Material for this exercise Start Marker

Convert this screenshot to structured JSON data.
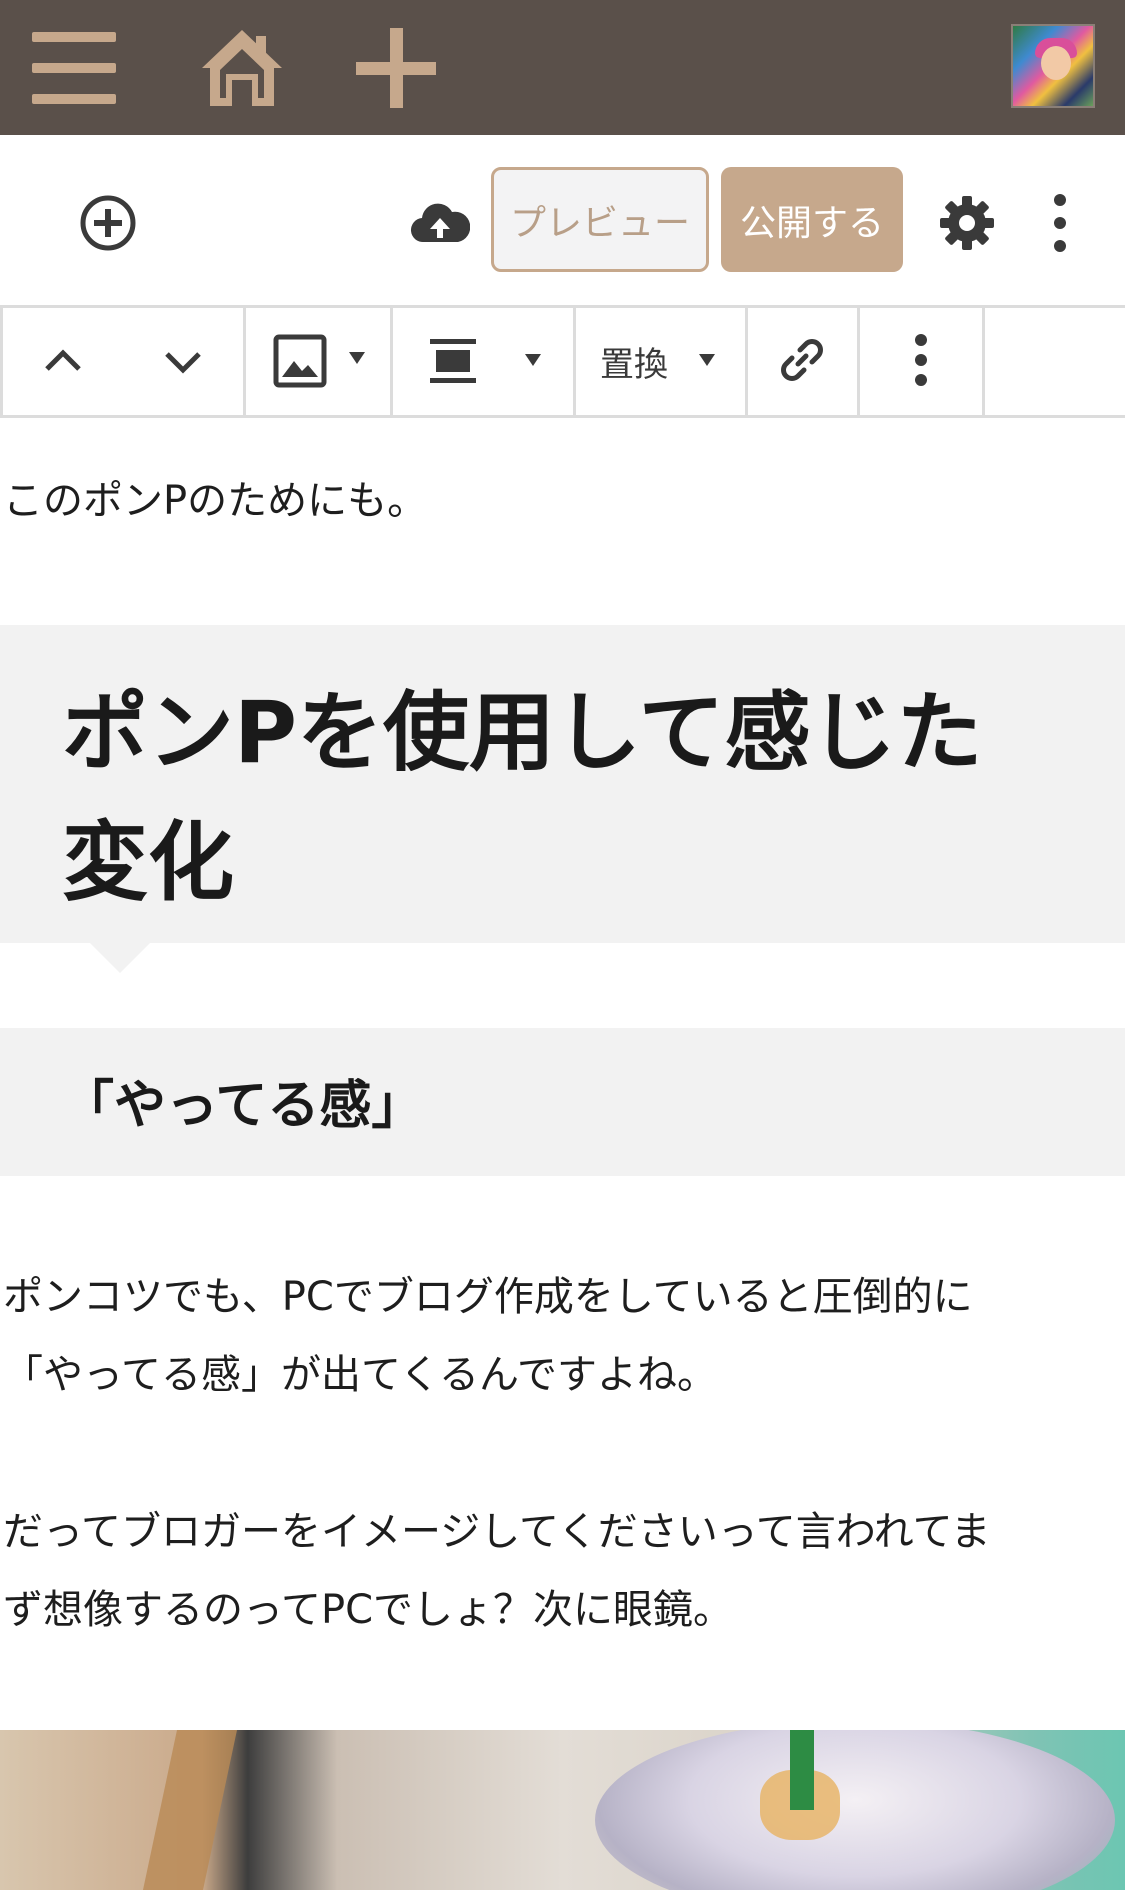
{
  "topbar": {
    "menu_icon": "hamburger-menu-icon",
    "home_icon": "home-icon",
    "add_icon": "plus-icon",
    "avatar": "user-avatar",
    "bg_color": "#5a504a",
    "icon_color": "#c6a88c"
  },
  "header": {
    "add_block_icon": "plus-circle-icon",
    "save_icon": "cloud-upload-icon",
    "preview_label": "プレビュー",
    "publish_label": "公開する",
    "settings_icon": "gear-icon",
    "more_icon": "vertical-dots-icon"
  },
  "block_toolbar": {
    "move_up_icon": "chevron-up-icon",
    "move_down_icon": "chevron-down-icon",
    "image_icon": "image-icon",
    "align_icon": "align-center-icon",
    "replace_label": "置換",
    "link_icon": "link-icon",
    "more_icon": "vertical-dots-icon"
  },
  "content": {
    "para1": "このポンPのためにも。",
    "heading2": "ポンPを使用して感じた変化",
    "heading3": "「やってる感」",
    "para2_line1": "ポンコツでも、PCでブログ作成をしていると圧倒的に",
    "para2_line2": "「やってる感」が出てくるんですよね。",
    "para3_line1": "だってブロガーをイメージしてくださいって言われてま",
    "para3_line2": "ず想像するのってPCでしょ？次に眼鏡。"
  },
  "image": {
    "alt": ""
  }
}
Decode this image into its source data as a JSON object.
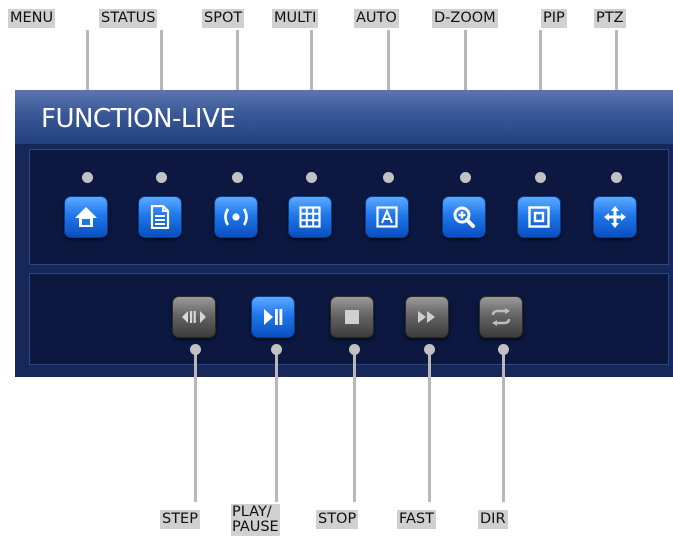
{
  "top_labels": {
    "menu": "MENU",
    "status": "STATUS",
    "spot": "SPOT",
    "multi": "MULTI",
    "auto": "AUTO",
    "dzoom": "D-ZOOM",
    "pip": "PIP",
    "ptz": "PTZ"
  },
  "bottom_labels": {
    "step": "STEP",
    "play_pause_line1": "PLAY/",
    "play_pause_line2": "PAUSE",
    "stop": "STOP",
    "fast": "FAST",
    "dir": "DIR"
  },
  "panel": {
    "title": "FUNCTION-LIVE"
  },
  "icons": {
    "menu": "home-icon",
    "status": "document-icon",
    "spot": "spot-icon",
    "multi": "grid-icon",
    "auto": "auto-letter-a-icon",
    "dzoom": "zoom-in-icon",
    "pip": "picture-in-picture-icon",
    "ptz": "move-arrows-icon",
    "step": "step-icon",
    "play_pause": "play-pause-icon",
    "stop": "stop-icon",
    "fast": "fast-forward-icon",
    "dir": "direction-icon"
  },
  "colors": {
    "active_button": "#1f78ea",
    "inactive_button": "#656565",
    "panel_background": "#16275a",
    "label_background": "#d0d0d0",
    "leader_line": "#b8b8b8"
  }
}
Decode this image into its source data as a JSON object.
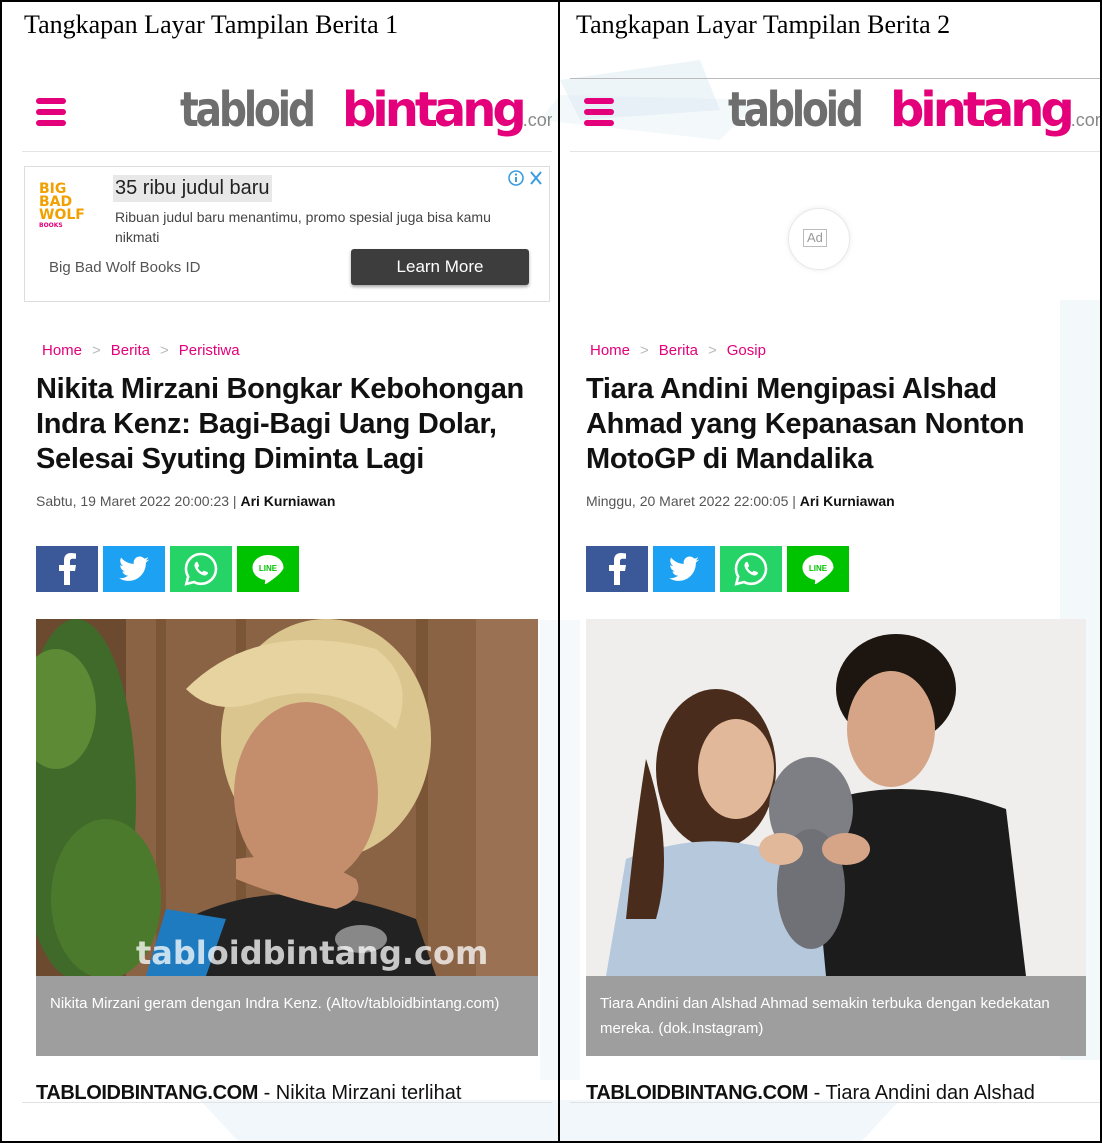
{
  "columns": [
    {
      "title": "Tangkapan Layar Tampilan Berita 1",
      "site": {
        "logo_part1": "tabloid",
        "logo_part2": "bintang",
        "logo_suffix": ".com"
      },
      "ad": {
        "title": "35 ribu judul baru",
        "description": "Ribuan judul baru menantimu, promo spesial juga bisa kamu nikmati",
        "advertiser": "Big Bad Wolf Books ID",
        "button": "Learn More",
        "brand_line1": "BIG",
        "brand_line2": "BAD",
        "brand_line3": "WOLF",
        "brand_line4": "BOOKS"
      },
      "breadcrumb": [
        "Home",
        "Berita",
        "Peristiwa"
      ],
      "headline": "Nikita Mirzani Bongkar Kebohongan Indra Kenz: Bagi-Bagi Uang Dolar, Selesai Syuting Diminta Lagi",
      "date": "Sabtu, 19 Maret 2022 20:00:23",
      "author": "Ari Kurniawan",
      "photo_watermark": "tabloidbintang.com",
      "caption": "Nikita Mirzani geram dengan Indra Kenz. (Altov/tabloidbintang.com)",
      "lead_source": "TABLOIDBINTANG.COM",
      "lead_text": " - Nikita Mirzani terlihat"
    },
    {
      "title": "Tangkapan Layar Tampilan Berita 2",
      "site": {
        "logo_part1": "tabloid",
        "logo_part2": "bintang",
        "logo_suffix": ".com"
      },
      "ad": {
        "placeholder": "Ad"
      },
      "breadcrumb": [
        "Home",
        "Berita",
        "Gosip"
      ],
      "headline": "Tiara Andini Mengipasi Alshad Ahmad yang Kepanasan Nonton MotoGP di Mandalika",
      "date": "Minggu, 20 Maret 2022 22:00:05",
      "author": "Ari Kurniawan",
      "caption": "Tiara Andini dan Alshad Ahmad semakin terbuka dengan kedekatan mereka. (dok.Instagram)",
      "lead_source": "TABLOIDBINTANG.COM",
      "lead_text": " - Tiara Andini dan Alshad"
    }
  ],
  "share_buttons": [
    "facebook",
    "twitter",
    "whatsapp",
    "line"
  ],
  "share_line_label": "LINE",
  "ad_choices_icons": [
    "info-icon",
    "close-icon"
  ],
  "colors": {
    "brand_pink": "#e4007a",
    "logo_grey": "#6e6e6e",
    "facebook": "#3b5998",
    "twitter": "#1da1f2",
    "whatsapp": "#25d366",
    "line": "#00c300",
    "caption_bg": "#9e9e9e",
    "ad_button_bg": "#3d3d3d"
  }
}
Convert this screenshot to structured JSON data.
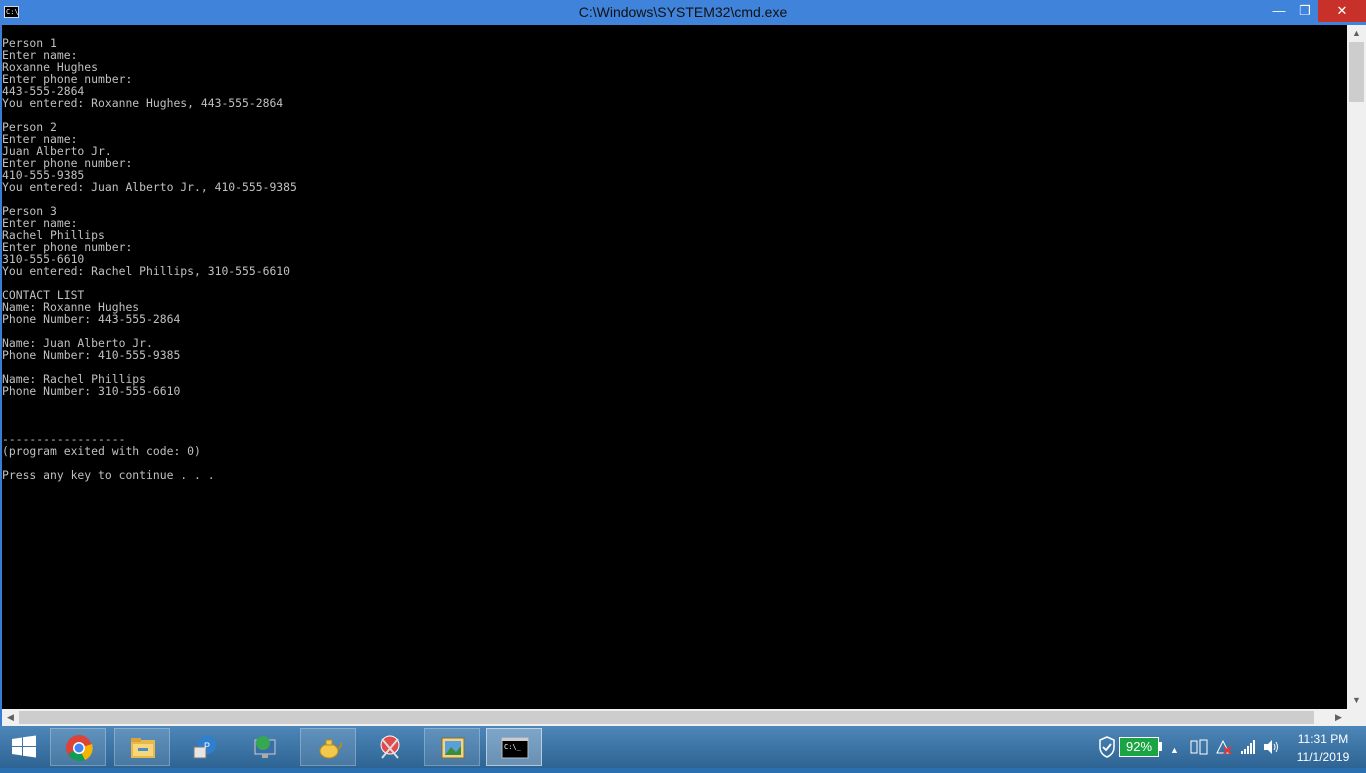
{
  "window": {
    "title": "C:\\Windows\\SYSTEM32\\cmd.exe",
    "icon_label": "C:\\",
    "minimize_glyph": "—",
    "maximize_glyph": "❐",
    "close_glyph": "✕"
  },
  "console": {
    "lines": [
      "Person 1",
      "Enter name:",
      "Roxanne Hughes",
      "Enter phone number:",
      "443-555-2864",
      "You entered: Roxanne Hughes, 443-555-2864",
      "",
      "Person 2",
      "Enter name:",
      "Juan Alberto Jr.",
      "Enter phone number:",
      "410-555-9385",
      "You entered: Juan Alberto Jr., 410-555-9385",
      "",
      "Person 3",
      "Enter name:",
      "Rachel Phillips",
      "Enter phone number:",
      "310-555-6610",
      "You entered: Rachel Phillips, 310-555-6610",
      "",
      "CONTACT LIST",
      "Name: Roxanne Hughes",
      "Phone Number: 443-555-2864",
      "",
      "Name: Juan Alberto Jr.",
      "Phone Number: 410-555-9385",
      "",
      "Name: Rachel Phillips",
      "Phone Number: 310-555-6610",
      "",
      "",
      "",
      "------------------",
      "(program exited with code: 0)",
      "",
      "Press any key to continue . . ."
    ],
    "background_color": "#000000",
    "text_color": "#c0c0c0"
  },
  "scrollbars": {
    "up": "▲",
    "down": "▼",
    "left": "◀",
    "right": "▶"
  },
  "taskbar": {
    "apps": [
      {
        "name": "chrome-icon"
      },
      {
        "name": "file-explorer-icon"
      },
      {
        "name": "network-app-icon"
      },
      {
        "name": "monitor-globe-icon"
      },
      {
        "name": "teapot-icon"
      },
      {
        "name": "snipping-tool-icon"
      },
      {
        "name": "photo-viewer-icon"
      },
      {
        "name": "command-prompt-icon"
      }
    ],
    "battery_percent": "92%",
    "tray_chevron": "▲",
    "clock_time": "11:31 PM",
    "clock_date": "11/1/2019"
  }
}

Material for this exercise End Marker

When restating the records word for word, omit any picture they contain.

Convert this screenshot to structured JSON data.
{
  "topbar": {
    "menu_icon": "hamburger-menu-icon",
    "home_icon": "home-icon",
    "add_icon": "plus-icon",
    "avatar": "user-avatar",
    "bg_color": "#5a504a",
    "icon_color": "#c6a88c"
  },
  "header": {
    "add_block_icon": "plus-circle-icon",
    "save_icon": "cloud-upload-icon",
    "preview_label": "プレビュー",
    "publish_label": "公開する",
    "settings_icon": "gear-icon",
    "more_icon": "vertical-dots-icon"
  },
  "block_toolbar": {
    "move_up_icon": "chevron-up-icon",
    "move_down_icon": "chevron-down-icon",
    "image_icon": "image-icon",
    "align_icon": "align-center-icon",
    "replace_label": "置換",
    "link_icon": "link-icon",
    "more_icon": "vertical-dots-icon"
  },
  "content": {
    "para1": "このポンPのためにも。",
    "heading2": "ポンPを使用して感じた変化",
    "heading3": "「やってる感」",
    "para2_line1": "ポンコツでも、PCでブログ作成をしていると圧倒的に",
    "para2_line2": "「やってる感」が出てくるんですよね。",
    "para3_line1": "だってブロガーをイメージしてくださいって言われてま",
    "para3_line2": "ず想像するのってPCでしょ？次に眼鏡。"
  },
  "image": {
    "alt": ""
  }
}
Decode this image into its source data as a JSON object.
{
  "top_labels": {
    "menu": "MENU",
    "status": "STATUS",
    "spot": "SPOT",
    "multi": "MULTI",
    "auto": "AUTO",
    "dzoom": "D-ZOOM",
    "pip": "PIP",
    "ptz": "PTZ"
  },
  "bottom_labels": {
    "step": "STEP",
    "play_pause_line1": "PLAY/",
    "play_pause_line2": "PAUSE",
    "stop": "STOP",
    "fast": "FAST",
    "dir": "DIR"
  },
  "panel": {
    "title": "FUNCTION-LIVE"
  },
  "icons": {
    "menu": "home-icon",
    "status": "document-icon",
    "spot": "spot-icon",
    "multi": "grid-icon",
    "auto": "auto-letter-a-icon",
    "dzoom": "zoom-in-icon",
    "pip": "picture-in-picture-icon",
    "ptz": "move-arrows-icon",
    "step": "step-icon",
    "play_pause": "play-pause-icon",
    "stop": "stop-icon",
    "fast": "fast-forward-icon",
    "dir": "direction-icon"
  },
  "colors": {
    "active_button": "#1f78ea",
    "inactive_button": "#656565",
    "panel_background": "#16275a",
    "label_background": "#d0d0d0",
    "leader_line": "#b8b8b8"
  }
}
Decode this image into its source data as a JSON object.
{
  "columns": [
    {
      "title": "Tangkapan Layar Tampilan Berita 1",
      "site": {
        "logo_part1": "tabloid",
        "logo_part2": "bintang",
        "logo_suffix": ".com"
      },
      "ad": {
        "title": "35 ribu judul baru",
        "description": "Ribuan judul baru menantimu, promo spesial juga bisa kamu nikmati",
        "advertiser": "Big Bad Wolf Books ID",
        "button": "Learn More",
        "brand_line1": "BIG",
        "brand_line2": "BAD",
        "brand_line3": "WOLF",
        "brand_line4": "BOOKS"
      },
      "breadcrumb": [
        "Home",
        "Berita",
        "Peristiwa"
      ],
      "headline": "Nikita Mirzani Bongkar Kebohongan Indra Kenz: Bagi-Bagi Uang Dolar, Selesai Syuting Diminta Lagi",
      "date": "Sabtu, 19 Maret 2022 20:00:23",
      "author": "Ari Kurniawan",
      "photo_watermark": "tabloidbintang.com",
      "caption": "Nikita Mirzani geram dengan Indra Kenz. (Altov/tabloidbintang.com)",
      "lead_source": "TABLOIDBINTANG.COM",
      "lead_text": " - Nikita Mirzani terlihat"
    },
    {
      "title": "Tangkapan Layar Tampilan Berita 2",
      "site": {
        "logo_part1": "tabloid",
        "logo_part2": "bintang",
        "logo_suffix": ".com"
      },
      "ad": {
        "placeholder": "Ad"
      },
      "breadcrumb": [
        "Home",
        "Berita",
        "Gosip"
      ],
      "headline": "Tiara Andini Mengipasi Alshad Ahmad yang Kepanasan Nonton MotoGP di Mandalika",
      "date": "Minggu, 20 Maret 2022 22:00:05",
      "author": "Ari Kurniawan",
      "caption": "Tiara Andini dan Alshad Ahmad semakin terbuka dengan kedekatan mereka. (dok.Instagram)",
      "lead_source": "TABLOIDBINTANG.COM",
      "lead_text": " - Tiara Andini dan Alshad"
    }
  ],
  "share_buttons": [
    "facebook",
    "twitter",
    "whatsapp",
    "line"
  ],
  "share_line_label": "LINE",
  "ad_choices_icons": [
    "info-icon",
    "close-icon"
  ],
  "colors": {
    "brand_pink": "#e4007a",
    "logo_grey": "#6e6e6e",
    "facebook": "#3b5998",
    "twitter": "#1da1f2",
    "whatsapp": "#25d366",
    "line": "#00c300",
    "caption_bg": "#9e9e9e",
    "ad_button_bg": "#3d3d3d"
  }
}
Convert this screenshot to structured JSON data.
{
  "window": {
    "title": "C:\\Windows\\SYSTEM32\\cmd.exe",
    "icon_label": "C:\\",
    "minimize_glyph": "—",
    "maximize_glyph": "❐",
    "close_glyph": "✕"
  },
  "console": {
    "lines": [
      "Person 1",
      "Enter name:",
      "Roxanne Hughes",
      "Enter phone number:",
      "443-555-2864",
      "You entered: Roxanne Hughes, 443-555-2864",
      "",
      "Person 2",
      "Enter name:",
      "Juan Alberto Jr.",
      "Enter phone number:",
      "410-555-9385",
      "You entered: Juan Alberto Jr., 410-555-9385",
      "",
      "Person 3",
      "Enter name:",
      "Rachel Phillips",
      "Enter phone number:",
      "310-555-6610",
      "You entered: Rachel Phillips, 310-555-6610",
      "",
      "CONTACT LIST",
      "Name: Roxanne Hughes",
      "Phone Number: 443-555-2864",
      "",
      "Name: Juan Alberto Jr.",
      "Phone Number: 410-555-9385",
      "",
      "Name: Rachel Phillips",
      "Phone Number: 310-555-6610",
      "",
      "",
      "",
      "------------------",
      "(program exited with code: 0)",
      "",
      "Press any key to continue . . ."
    ],
    "background_color": "#000000",
    "text_color": "#c0c0c0"
  },
  "scrollbars": {
    "up": "▲",
    "down": "▼",
    "left": "◀",
    "right": "▶"
  },
  "taskbar": {
    "apps": [
      {
        "name": "chrome-icon"
      },
      {
        "name": "file-explorer-icon"
      },
      {
        "name": "network-app-icon"
      },
      {
        "name": "monitor-globe-icon"
      },
      {
        "name": "teapot-icon"
      },
      {
        "name": "snipping-tool-icon"
      },
      {
        "name": "photo-viewer-icon"
      },
      {
        "name": "command-prompt-icon"
      }
    ],
    "battery_percent": "92%",
    "tray_chevron": "▲",
    "clock_time": "11:31 PM",
    "clock_date": "11/1/2019"
  }
}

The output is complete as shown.